KRISZTIAN EDER & BROOKE RAY
Brooke Ray is a dancer and choreographer, Krisztian Eder is a photographer and musician. On their first date in a small Bushwick studio, something unexpected had happened as Brooke asked Krisztian to play her a song, which was followed by a mini dance lesson from Brooke. “At that very moment I felt, she is the one with whom I can be my most authentic self,” remembers the former musician Eder who established a new chapter of his life as a photographer in New York. From 10 Magazine to The Sunday Times Eder’s work is informed by the nuances of human life composed with a soft documentarian feel. For AERONOGRAPHY the Brooklyn-based creative duo continued the exploration of the unique feeling they shared on their first date, in that small Bushwick studio.
AERON: How would you introduce your duo?
KRISZTIAN: We are life partners. We've found that our dynamic is less "yin and yang" and more "chronically challenging". Being artists, this is a fortunate discovery for our relationship: as opposed to balancing each other in complete harmony, we tug the other in and out of what we think we already know. The push and pull of our relationship is a great deal of what keeps our artistry in motion with constant growth.
How would you define the modern, contemporary woman?
I think "the modern, contemporary women" is so idiosyncratic which is, in my opinion, what makes today’s society beautiful. She can not be defined
How have you maintained a structure and balance throughout the pandemic?
I wasn't trying to and I’m not sure if I could have maintained any type of balance since the randomness was overwhelming during the past year. I tried to stop overplanning my life and gave myself a chance to slow down and focus on my mental health. It was challenging because of the physical distance from my family. I usually visit them 4-5 times a year, but it wasn't until after 10 months that we could finally escape New York to be with them. However, we were lucky enough to stay healthy and the quarantine pushed our relationship beyond new boundaries for which I’m grateful.

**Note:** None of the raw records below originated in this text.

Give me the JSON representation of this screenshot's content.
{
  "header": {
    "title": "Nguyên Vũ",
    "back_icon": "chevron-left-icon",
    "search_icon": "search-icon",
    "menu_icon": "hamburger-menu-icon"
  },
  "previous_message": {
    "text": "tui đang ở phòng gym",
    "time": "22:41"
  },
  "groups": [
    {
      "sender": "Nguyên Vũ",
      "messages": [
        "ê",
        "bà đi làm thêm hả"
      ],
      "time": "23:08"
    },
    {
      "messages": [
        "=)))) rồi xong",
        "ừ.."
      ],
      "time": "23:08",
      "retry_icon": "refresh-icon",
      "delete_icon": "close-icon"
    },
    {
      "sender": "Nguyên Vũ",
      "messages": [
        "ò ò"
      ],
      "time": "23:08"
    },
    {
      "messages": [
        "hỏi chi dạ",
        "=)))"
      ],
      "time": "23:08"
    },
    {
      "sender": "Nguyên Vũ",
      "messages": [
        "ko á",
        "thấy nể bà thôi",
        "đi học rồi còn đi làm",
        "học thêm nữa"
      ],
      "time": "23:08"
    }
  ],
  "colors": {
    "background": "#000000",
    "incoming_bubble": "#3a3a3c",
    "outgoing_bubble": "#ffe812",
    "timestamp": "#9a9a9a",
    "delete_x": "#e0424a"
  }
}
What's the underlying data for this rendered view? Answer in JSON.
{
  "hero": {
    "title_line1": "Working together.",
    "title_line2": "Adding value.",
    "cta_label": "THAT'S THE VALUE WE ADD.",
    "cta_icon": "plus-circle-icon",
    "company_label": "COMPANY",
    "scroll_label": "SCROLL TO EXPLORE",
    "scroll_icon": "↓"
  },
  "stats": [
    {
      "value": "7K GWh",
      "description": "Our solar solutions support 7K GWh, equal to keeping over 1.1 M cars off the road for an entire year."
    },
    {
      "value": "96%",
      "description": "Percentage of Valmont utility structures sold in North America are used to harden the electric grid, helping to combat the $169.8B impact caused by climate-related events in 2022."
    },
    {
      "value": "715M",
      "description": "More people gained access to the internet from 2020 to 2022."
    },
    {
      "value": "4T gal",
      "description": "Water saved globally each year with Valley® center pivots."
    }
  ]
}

What fuels your creativity?
My documentary work is driven by my personal history, memories, and current emotions. I try to translate these ideas into my commercial work as well and most times it happens subconsciously.
What activities do you enjoy the most in your free time?
I never considered my job as an "actual job", neither when I was focusing on music or visual arts. Sometimes I find it easier to express myself through these mediums than through spoken language and in doing so it helps me to understand myself better. Thus it’s an inevitable part of my everyday life. If I’m not holding my camera or composing on the piano, I usually read, fish, or play chess.
What things are you looking for in the new year?
I have this little card on my desk for a while that says “Let go of your attachment to the outcome”. That’s what I’m planning to continue doing. To spend more time in the present and worry less about tomorrows.
How did a city like New York change the perception of yourself?
Drastically. Being in this city grounded me and gave me a complete reset in life. I spent 7 years in Hungary as a mainstream musician. This was a pleasant part of my life, however it gave me a distorted view of myself. The first 3 years that I spent in New York were undoubtedly an emotional roller-coaster, but it gave confidence and a healthy perspective of myself which makes it all worthwhile.
AERON: What inspires your movement?
BROOKE: My ability to stay present helps me witness how the physical form responds to the surroundings. While studying this idea of reactivity, I have found my most brilliant teacher is my body. The more I surrender to her wisdom, the more I learn. And like any good teacher, she never fails to remind me just how little I know. She is boundless, limitless, endless, and so she remains the most profound form of inspiration in my research.
What is the definition of love for you?
I always found it difficult to define such a sensation, but despite that, I do believe there is a reason for so many cliches on the topic of love. I don’t think that love is something to be taught, as no one can teach you the depths of ecstasy or loss. For me, It’s an ever-changing emotion. Besides the constant lingering of what we’ve labeled as unconditional love, in some moments I feel overwhelmed with the sensation. It comes in like a wave, swallows me whole, and drowns out anything that I thought was significant before. It is indescribable, but I do know it is what brings me to tears from looking at a photograph of the one I love.
How did you collaborate on this project?
At the time that I started dating Brooke, I had a studio in Bushwick where I kept all my photography equipment, instruments, and a small music studio. We used to hang out there a lot. I often played her the piano and she would instinctively dance. In fact, on our first date, she asked me to play her something, and then she gave me a dance lesson. At that very moment I felt, she is the one with whom I can be my most authentic self. Naturally, this collaboration continued and became our most cathartic, connective, and explorative moments. At one point I set the camera on a tripod, hit record and we started to collect these improvisatory moments. When AERON reached out for a possible collaboration I thought it would be the ideal opportunity to continue this exploration and work deeper into the idea of capturing improvisations on both audio and visual. I pre-recorded small pieces, played them to Brooke on set, and recorded how her body reacted to them.
Directed by: KRISZTIÁN ÉDER
Movement by: BROOKE RAY